Father-and-son team Stan and Jess Field begin with the land, a conversation, and a thousand sketches. Our interest in place-making spans generations and countries. Stan was taught by Louis Kahn; Jess grew up drawing under Stan’s South African drafting table. Our exchanges are constant, considered, optimistic, rigorous, sensitive, and full of wonder: the exact qualities with which we infuse Field Architecture’s work.

Architecture sits at the intersection of art and science. Our approach is one that weaves creative and technical perspectives. We explore the unique radiance of each material, and the way in which all materials work synergistically. We track the origins of every building material, from where it was first formed to how it’s been quarried, milled, polished, made perfect. We are dedicated to using materials in a way that celebrates their original qualities. For us, they are not additive processes; they are the essential building blocks of architecture.


We consider lot lines and the path of mountain lions; native species and the value of the well-placed tree. For us, a site is more than a grid of lines artificially imposed by zoning ordinances or neighborhoods, though it is also that. It is a slope, a pocket, a ground, a land. Place is contextual and also deeply specific; we consider the difference between a Big Sur house overlooking the breathtaking Pacific, and a vineyard deeply situated in not only the physical but also the cultural history of the Napa Valley. Both Stan and Jess have a deep respect for what a place wants to be, and how architecture can draw that essential identity out through a combination of form, material, space, and light.


The basic ecological considerations of our planet, in all its phases, is woven into each and every project. We begin design by situating the building in its specific landscape; we track how the architecture can begin to respond to the particularities of climate, topography, soil, hydrology, flora, and fauna. We are interested in how a building can become part of the land; how architecture can encapsulate a space upon the ground that then brings the inhabitants into a new conversation with their landscape. We track animals and we also remember that we are animals. Sustainability, for us, is no buzzword; it is a deeply-felt sense of attention and reverence for our home.

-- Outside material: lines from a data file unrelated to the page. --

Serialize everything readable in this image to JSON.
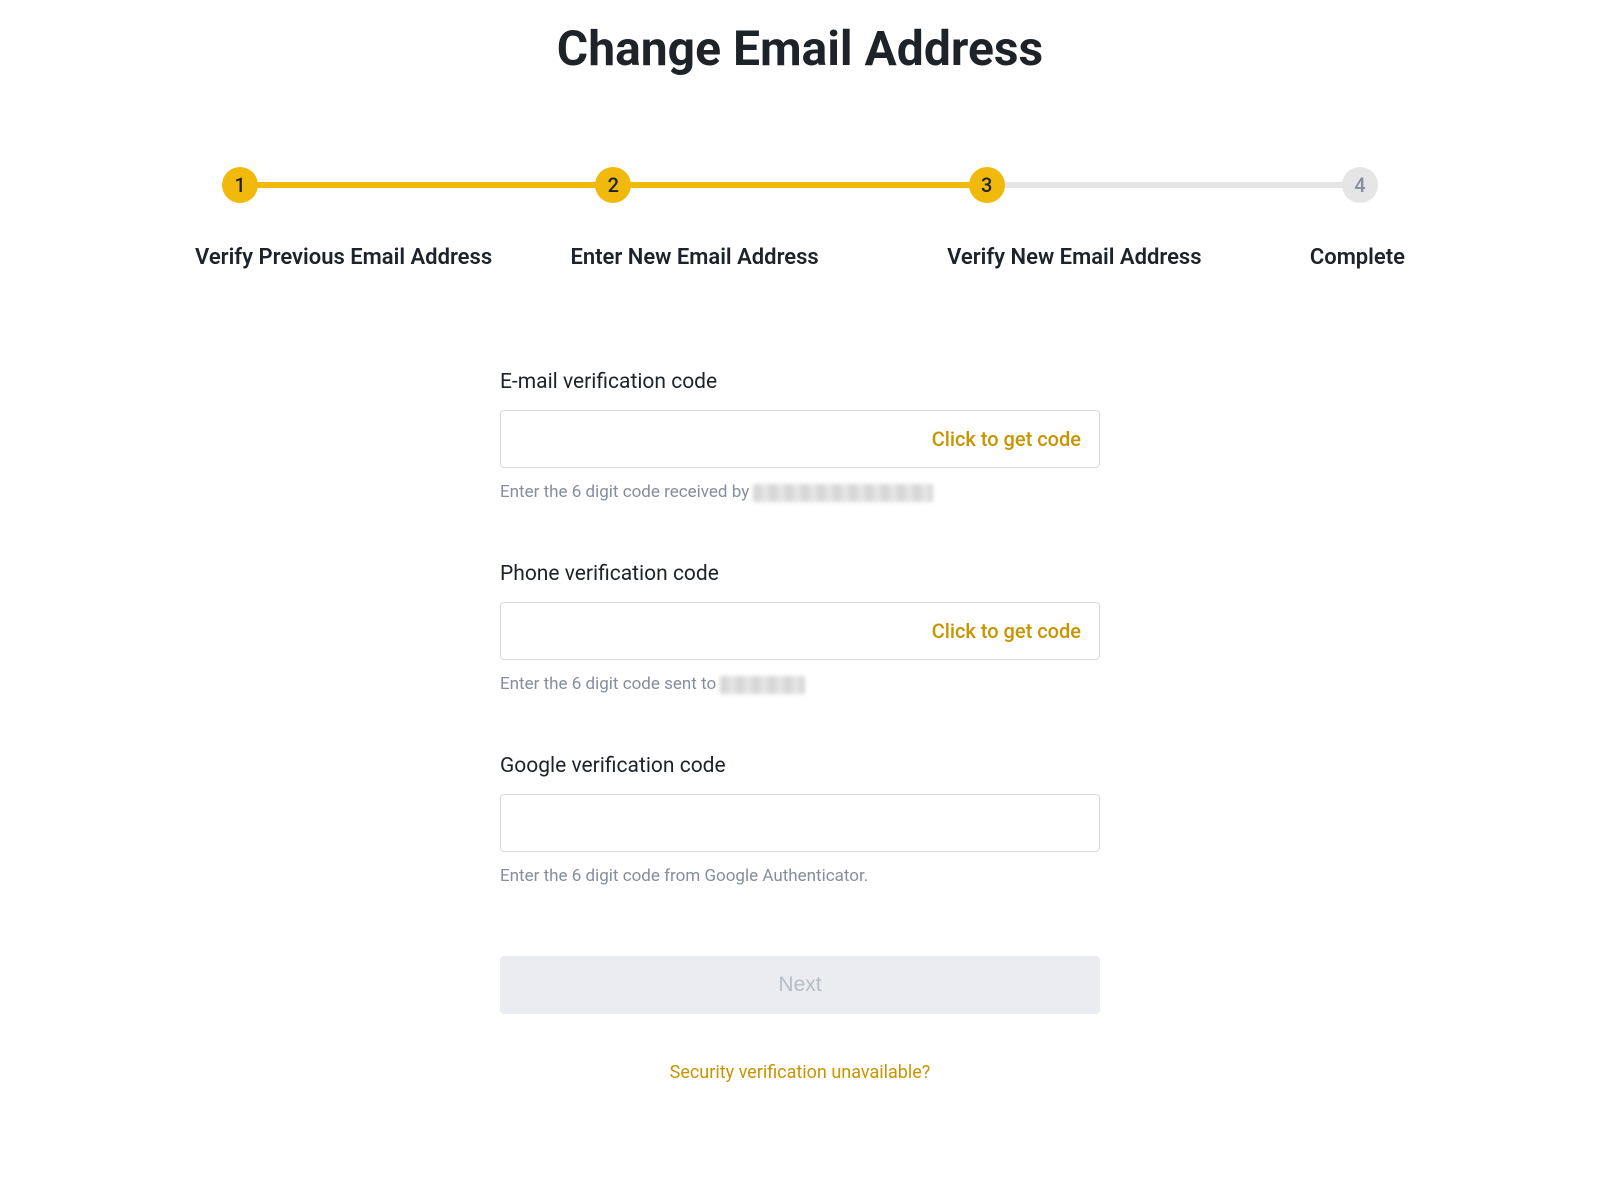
{
  "title": "Change Email Address",
  "stepper": {
    "current": 3,
    "steps": [
      {
        "num": "1",
        "label": "Verify Previous Email Address",
        "active": true
      },
      {
        "num": "2",
        "label": "Enter New Email Address",
        "active": true
      },
      {
        "num": "3",
        "label": "Verify New Email Address",
        "active": true
      },
      {
        "num": "4",
        "label": "Complete",
        "active": false
      }
    ]
  },
  "form": {
    "email": {
      "label": "E-mail verification code",
      "action": "Click to get code",
      "helper_prefix": "Enter the 6 digit code received by "
    },
    "phone": {
      "label": "Phone verification code",
      "action": "Click to get code",
      "helper_prefix": "Enter the 6 digit code sent to "
    },
    "google": {
      "label": "Google verification code",
      "helper": "Enter the 6 digit code from Google Authenticator."
    },
    "next_label": "Next",
    "security_link": "Security verification unavailable?"
  }
}
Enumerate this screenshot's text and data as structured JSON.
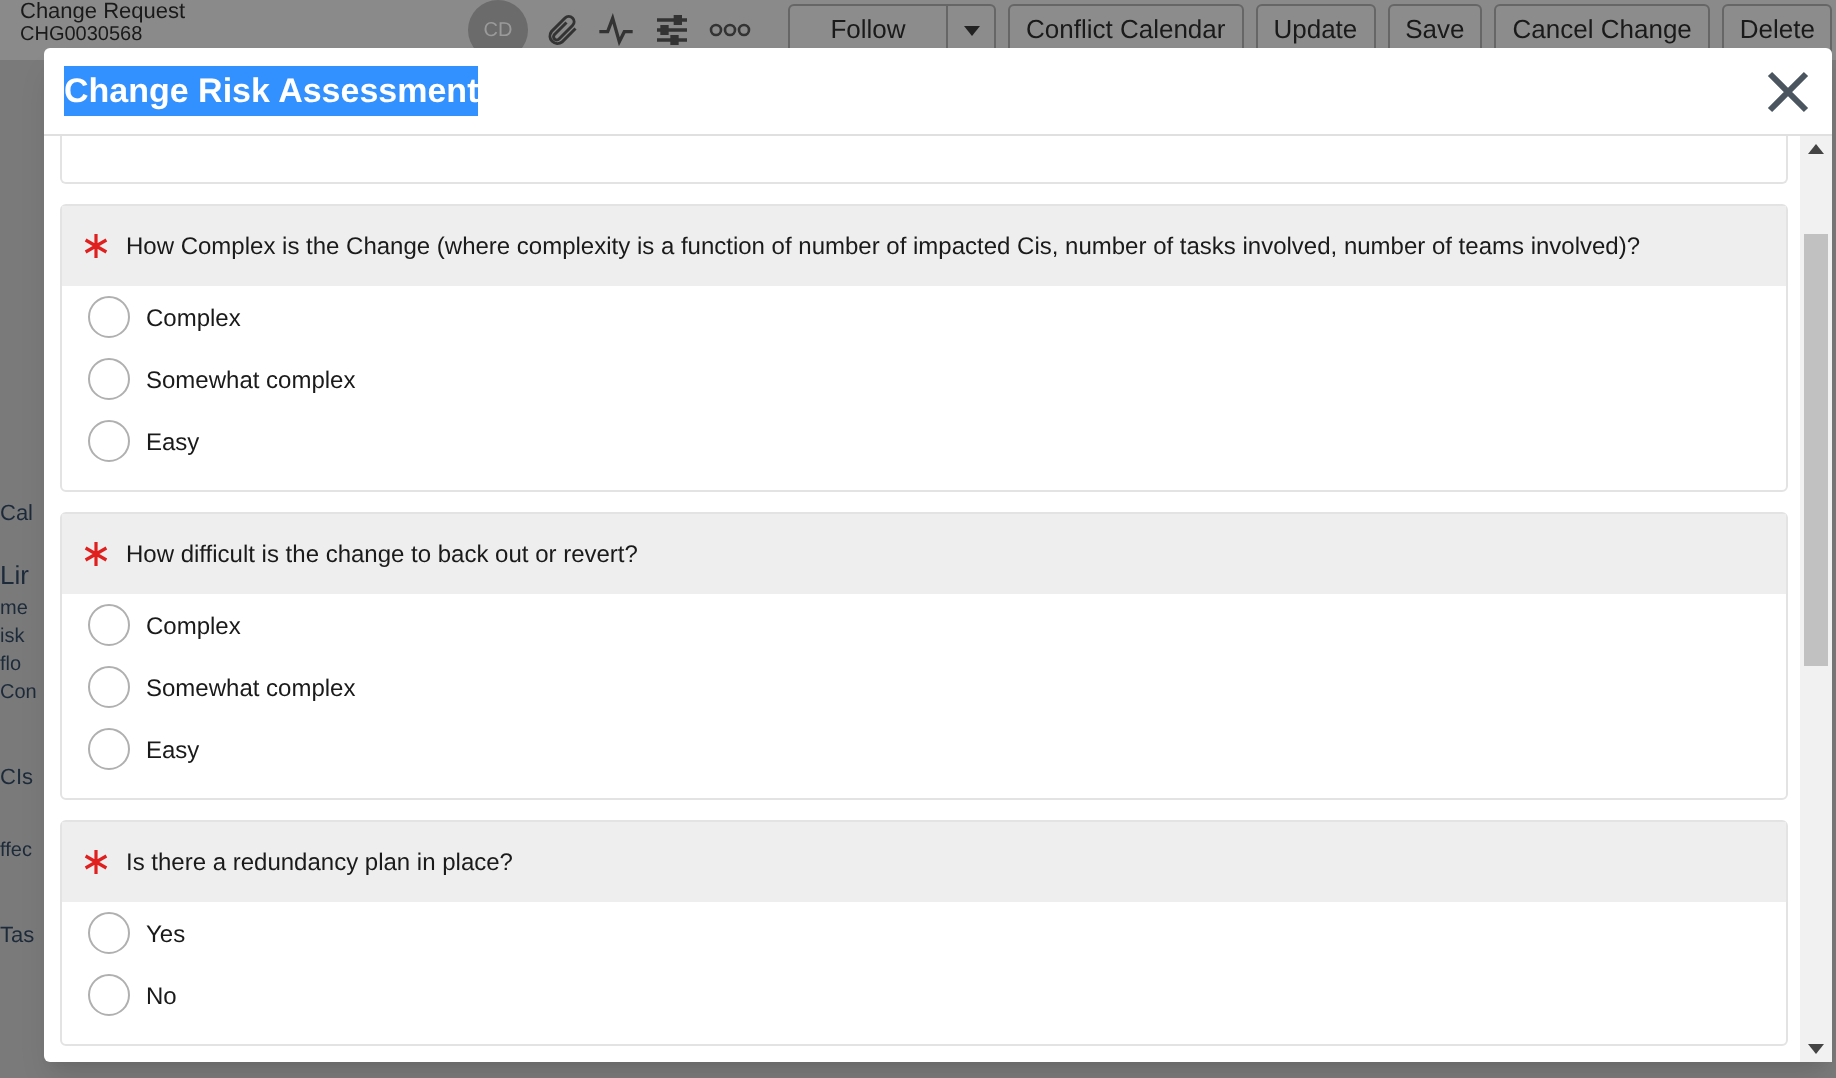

Both Stan and Jess hand-draw constantly, Stan producing tiny sketchbooks that track the movement of a building through and over a landscape, that create iterative designs, Jess layering trace paper over printed-out renderings to explore what happens when you move a beam one or six inches. Our relationship to the hand is an extension of our relationship to the landscape: a way of understanding how deeply connected we are to the natural world, to thinking through the physical body.


Field Architecture uses Building Information Modeling software as our primary design tool. Using this technology allows us to communicate seamlessly and in real-time with contractors, consultants, and builders. It gives us a nimbleness and a flexibility for micro-adjustments and macro-scale changes. Using BIM on a recent project allowed us to pre-fabricate every single element and build a horse stable in under two days.